In high energy physics the demand on bandwidth is increasing rapidly with the development of more and more granular detectors. Especially tracking detectors require readout systems with thousands of links that can transfer several Gbit/s each. At the same time, stringent space, material and power constraints are set on these readout systems.
The WADAPT project (Wireless Allowing Data and Power Transmission) has been started to study the feasibility of wireless data and power transmission for future tracking detectors. The current focus is set on communication in the 60 GHz band, which offers a high bandwidth, a small form factor and an already mature technology. Tracking detectors can benefit a lot from wireless data transmission. For instance, the material budget of tracking detectors can potentially be minimized and installation can be simplified as the amount of cables and connectors can be reduced. Data transmission topologies that are impossible with wired data links can be realized using wireless communication, allowing for even faster on-detector data processing.

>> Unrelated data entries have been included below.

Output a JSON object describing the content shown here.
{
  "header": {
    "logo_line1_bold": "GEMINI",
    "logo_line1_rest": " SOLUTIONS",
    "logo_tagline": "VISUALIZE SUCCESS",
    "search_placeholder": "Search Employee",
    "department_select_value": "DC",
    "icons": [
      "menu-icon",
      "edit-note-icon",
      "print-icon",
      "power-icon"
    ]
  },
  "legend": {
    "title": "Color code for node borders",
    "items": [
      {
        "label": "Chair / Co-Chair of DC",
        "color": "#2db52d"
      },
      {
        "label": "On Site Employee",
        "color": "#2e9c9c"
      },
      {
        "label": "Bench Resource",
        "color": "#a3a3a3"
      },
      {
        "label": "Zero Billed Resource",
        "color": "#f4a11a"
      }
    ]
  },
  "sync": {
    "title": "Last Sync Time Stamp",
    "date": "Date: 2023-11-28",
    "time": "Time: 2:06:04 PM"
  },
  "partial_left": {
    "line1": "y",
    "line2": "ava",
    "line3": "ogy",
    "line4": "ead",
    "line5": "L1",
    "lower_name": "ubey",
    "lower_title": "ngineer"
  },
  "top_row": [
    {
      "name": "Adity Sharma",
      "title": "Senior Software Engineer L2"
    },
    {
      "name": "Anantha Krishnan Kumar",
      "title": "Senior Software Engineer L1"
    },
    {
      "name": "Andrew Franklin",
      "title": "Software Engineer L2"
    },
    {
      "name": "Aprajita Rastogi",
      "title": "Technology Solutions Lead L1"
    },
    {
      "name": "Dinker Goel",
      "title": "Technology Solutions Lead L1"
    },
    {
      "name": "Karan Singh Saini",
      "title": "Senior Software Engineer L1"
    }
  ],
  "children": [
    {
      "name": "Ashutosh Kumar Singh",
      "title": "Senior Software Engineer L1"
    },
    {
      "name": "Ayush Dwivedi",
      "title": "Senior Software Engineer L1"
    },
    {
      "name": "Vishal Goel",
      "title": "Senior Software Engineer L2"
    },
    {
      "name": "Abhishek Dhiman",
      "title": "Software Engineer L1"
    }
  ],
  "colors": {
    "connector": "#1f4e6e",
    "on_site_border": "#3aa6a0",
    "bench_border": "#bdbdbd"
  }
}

This talk presents current developments of 60 GHz transceiver chips for HEP applications. Studies of antennas and data transmission will be shown. Studies on crosstalk between wireless links in a reflecting environment have been conducted. Silicon strip and pixel sensors have been operated while being exposed to a 60 GHz data transmission and results of these studies will be presented.